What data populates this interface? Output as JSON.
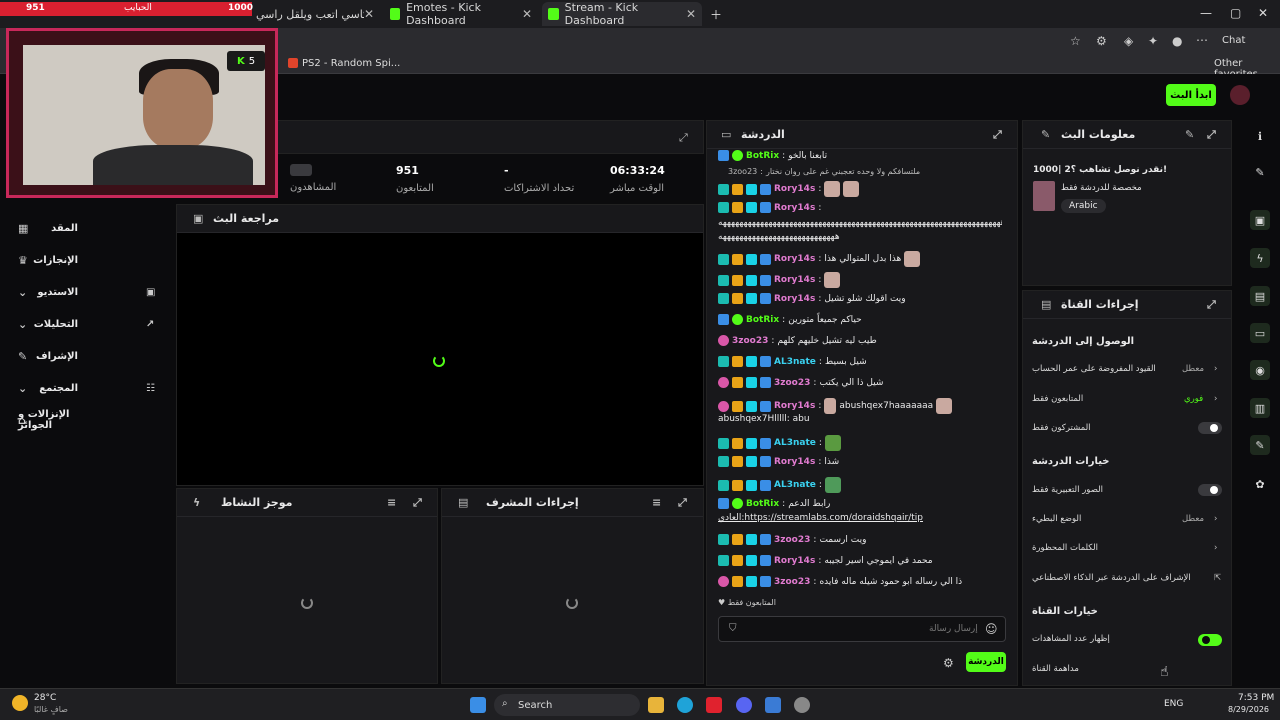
{
  "browser": {
    "tabs": [
      {
        "label": "اضرب ازيد يكاسي اتعب ويلقل راسي"
      },
      {
        "label": "Emotes - Kick Dashboard"
      },
      {
        "label": "Stream - Kick Dashboard"
      }
    ],
    "bookmark": "PS2 - Random Spi...",
    "other_favorites": "Other favorites",
    "chat_label": "Chat"
  },
  "overlay": {
    "viewer_badge_left": "951",
    "viewer_badge_right": "1000",
    "viewer_badge_title": "الحبايب",
    "kick_count": "5"
  },
  "header": {
    "go_live": "ابدأ البث"
  },
  "stats": [
    {
      "value": "",
      "label": "المشاهدون"
    },
    {
      "value": "951",
      "label": "المتابعون"
    },
    {
      "value": "-",
      "label": "تحداد الاشتراكات"
    },
    {
      "value": "06:33:24",
      "label": "الوقت مباشر"
    }
  ],
  "sidebar": {
    "items": [
      {
        "label": "المقد"
      },
      {
        "label": "الإنجازات"
      },
      {
        "label": "الاستديو"
      },
      {
        "label": "التحليلات"
      },
      {
        "label": "الإشراف"
      },
      {
        "label": "المجتمع"
      },
      {
        "label": "الإنزالات و الجوائز"
      }
    ]
  },
  "panels": {
    "stream_review": "مراجعة البث",
    "activity": "موجز النشاط",
    "mod_actions": "إجراءات المشرف",
    "chat": "الدردشة",
    "stream_info": "معلومات البث",
    "channel_actions": "إجراءات القناة"
  },
  "chat": {
    "messages": [
      {
        "user": "BotRix",
        "text": "تابعنا بالخو"
      },
      {
        "user": "3zoo23",
        "text": "ملتسافكم ولا وحده تعجبني غم على روان نختار"
      },
      {
        "user": "Rory14s",
        "text": ""
      },
      {
        "user": "Rory14s",
        "text": ""
      },
      {
        "user": "",
        "text": "ههههههههههههههههههههههههههههههههههههههههههههههههههههههههههههههههههههه"
      },
      {
        "user": "",
        "text": "ههههههههههههههههههههههههههههه"
      },
      {
        "user": "Rory14s",
        "text": "هذا بدل المتوالي هذا"
      },
      {
        "user": "Rory14s",
        "text": ""
      },
      {
        "user": "Rory14s",
        "text": "ويت اقولك شلو تشيل"
      },
      {
        "user": "BotRix",
        "text": "حياكم جميعاً متورين"
      },
      {
        "user": "3zoo23",
        "text": "طيب ليه تشيل خليهم كلهم"
      },
      {
        "user": "AL3nate",
        "text": "شيل بسيط"
      },
      {
        "user": "3zoo23",
        "text": "شيل ذا الي يكتب"
      },
      {
        "user": "Rory14s",
        "text": "abushqex7haaaaaaa"
      },
      {
        "user": "",
        "text": "abushqex7Hlllll: abu"
      },
      {
        "user": "AL3nate",
        "text": ""
      },
      {
        "user": "Rory14s",
        "text": "شذا"
      },
      {
        "user": "AL3nate",
        "text": ""
      },
      {
        "user": "BotRix",
        "text": "رابط الدعم"
      },
      {
        "user": "",
        "text": "العادي:https://streamlabs.com/doraidshqair/tip"
      },
      {
        "user": "3zoo23",
        "text": "ويت ارسمت"
      },
      {
        "user": "Rory14s",
        "text": "محمد في ايموجي اسير لجيبه"
      },
      {
        "user": "3zoo23",
        "text": "ذا الي رساله ابو حمود شيله ماله فايده"
      }
    ],
    "followers_only": "المتابعون فقط",
    "input_placeholder": "إرسال رسالة",
    "send_button": "الدردشة"
  },
  "stream_info": {
    "title": "نقدر نوصل تشاهب ؟2 |1000!",
    "category": "مخصصة للدردشة فقط",
    "language": "Arabic"
  },
  "channel_actions": {
    "chat_access": "الوصول إلى الدردشة",
    "rows": [
      {
        "label": "القيود المفروضة على عمر الحساب",
        "value": "معطل"
      },
      {
        "label": "المتابعون فقط",
        "value": "فوري"
      },
      {
        "label": "المشتركون فقط",
        "value": ""
      }
    ],
    "chat_options": "خيارات الدردشة",
    "chat_rows": [
      {
        "label": "الصور التعبيرية فقط",
        "value": ""
      },
      {
        "label": "الوضع البطيء",
        "value": "معطل"
      },
      {
        "label": "الكلمات المحظورة",
        "value": ""
      },
      {
        "label": "الإشراف على الدردشة عبر الذكاء الاصطناعي",
        "value": ""
      }
    ],
    "channel_options": "خيارات القناة",
    "show_viewers": "إظهار عدد المشاهدات",
    "host_channel": "مداهمة القناة"
  },
  "taskbar": {
    "weather_temp": "28°C",
    "weather_desc": "صافٍ غالبًا",
    "search": "Search",
    "lang": "ENG",
    "time": "7:53 PM",
    "date": "8/29/2026"
  }
}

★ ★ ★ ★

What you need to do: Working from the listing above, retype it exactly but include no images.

Your response:
What data populates this interface? Output as JSON.
{
  "browser": {
    "tabs": [
      {
        "label": "اضرب ازيد يكاسي اتعب ويلقل راسي"
      },
      {
        "label": "Emotes - Kick Dashboard"
      },
      {
        "label": "Stream - Kick Dashboard"
      }
    ],
    "bookmark": "PS2 - Random Spi...",
    "other_favorites": "Other favorites",
    "chat_label": "Chat"
  },
  "overlay": {
    "viewer_badge_left": "951",
    "viewer_badge_right": "1000",
    "viewer_badge_title": "الحبايب",
    "kick_count": "5"
  },
  "header": {
    "go_live": "ابدأ البث"
  },
  "stats": [
    {
      "value": "",
      "label": "المشاهدون"
    },
    {
      "value": "951",
      "label": "المتابعون"
    },
    {
      "value": "-",
      "label": "تحداد الاشتراكات"
    },
    {
      "value": "06:33:24",
      "label": "الوقت مباشر"
    }
  ],
  "sidebar": {
    "items": [
      {
        "label": "المقد"
      },
      {
        "label": "الإنجازات"
      },
      {
        "label": "الاستديو"
      },
      {
        "label": "التحليلات"
      },
      {
        "label": "الإشراف"
      },
      {
        "label": "المجتمع"
      },
      {
        "label": "الإنزالات و الجوائز"
      }
    ]
  },
  "panels": {
    "stream_review": "مراجعة البث",
    "activity": "موجز النشاط",
    "mod_actions": "إجراءات المشرف",
    "chat": "الدردشة",
    "stream_info": "معلومات البث",
    "channel_actions": "إجراءات القناة"
  },
  "chat": {
    "messages": [
      {
        "user": "BotRix",
        "text": "تابعنا بالخو"
      },
      {
        "user": "3zoo23",
        "text": "ملتسافكم ولا وحده تعجبني غم على روان نختار"
      },
      {
        "user": "Rory14s",
        "text": ""
      },
      {
        "user": "Rory14s",
        "text": ""
      },
      {
        "user": "",
        "text": "ههههههههههههههههههههههههههههههههههههههههههههههههههههههههههههههههههههه"
      },
      {
        "user": "",
        "text": "ههههههههههههههههههههههههههههه"
      },
      {
        "user": "Rory14s",
        "text": "هذا بدل المتوالي هذا"
      },
      {
        "user": "Rory14s",
        "text": ""
      },
      {
        "user": "Rory14s",
        "text": "ويت اقولك شلو تشيل"
      },
      {
        "user": "BotRix",
        "text": "حياكم جميعاً متورين"
      },
      {
        "user": "3zoo23",
        "text": "طيب ليه تشيل خليهم كلهم"
      },
      {
        "user": "AL3nate",
        "text": "شيل بسيط"
      },
      {
        "user": "3zoo23",
        "text": "شيل ذا الي يكتب"
      },
      {
        "user": "Rory14s",
        "text": "abushqex7haaaaaaa"
      },
      {
        "user": "",
        "text": "abushqex7Hlllll: abu"
      },
      {
        "user": "AL3nate",
        "text": ""
      },
      {
        "user": "Rory14s",
        "text": "شذا"
      },
      {
        "user": "AL3nate",
        "text": ""
      },
      {
        "user": "BotRix",
        "text": "رابط الدعم"
      },
      {
        "user": "",
        "text": "العادي:https://streamlabs.com/doraidshqair/tip"
      },
      {
        "user": "3zoo23",
        "text": "ويت ارسمت"
      },
      {
        "user": "Rory14s",
        "text": "محمد في ايموجي اسير لجيبه"
      },
      {
        "user": "3zoo23",
        "text": "ذا الي رساله ابو حمود شيله ماله فايده"
      }
    ],
    "followers_only": "المتابعون فقط",
    "input_placeholder": "إرسال رسالة",
    "send_button": "الدردشة"
  },
  "stream_info": {
    "title": "نقدر نوصل تشاهب ؟2 |1000!",
    "category": "مخصصة للدردشة فقط",
    "language": "Arabic"
  },
  "channel_actions": {
    "chat_access": "الوصول إلى الدردشة",
    "rows": [
      {
        "label": "القيود المفروضة على عمر الحساب",
        "value": "معطل"
      },
      {
        "label": "المتابعون فقط",
        "value": "فوري"
      },
      {
        "label": "المشتركون فقط",
        "value": ""
      }
    ],
    "chat_options": "خيارات الدردشة",
    "chat_rows": [
      {
        "label": "الصور التعبيرية فقط",
        "value": ""
      },
      {
        "label": "الوضع البطيء",
        "value": "معطل"
      },
      {
        "label": "الكلمات المحظورة",
        "value": ""
      },
      {
        "label": "الإشراف على الدردشة عبر الذكاء الاصطناعي",
        "value": ""
      }
    ],
    "channel_options": "خيارات القناة",
    "show_viewers": "إظهار عدد المشاهدات",
    "host_channel": "مداهمة القناة"
  },
  "taskbar": {
    "weather_temp": "28°C",
    "weather_desc": "صافٍ غالبًا",
    "search": "Search",
    "lang": "ENG",
    "time": "7:53 PM",
    "date": "8/29/2026"
  }
}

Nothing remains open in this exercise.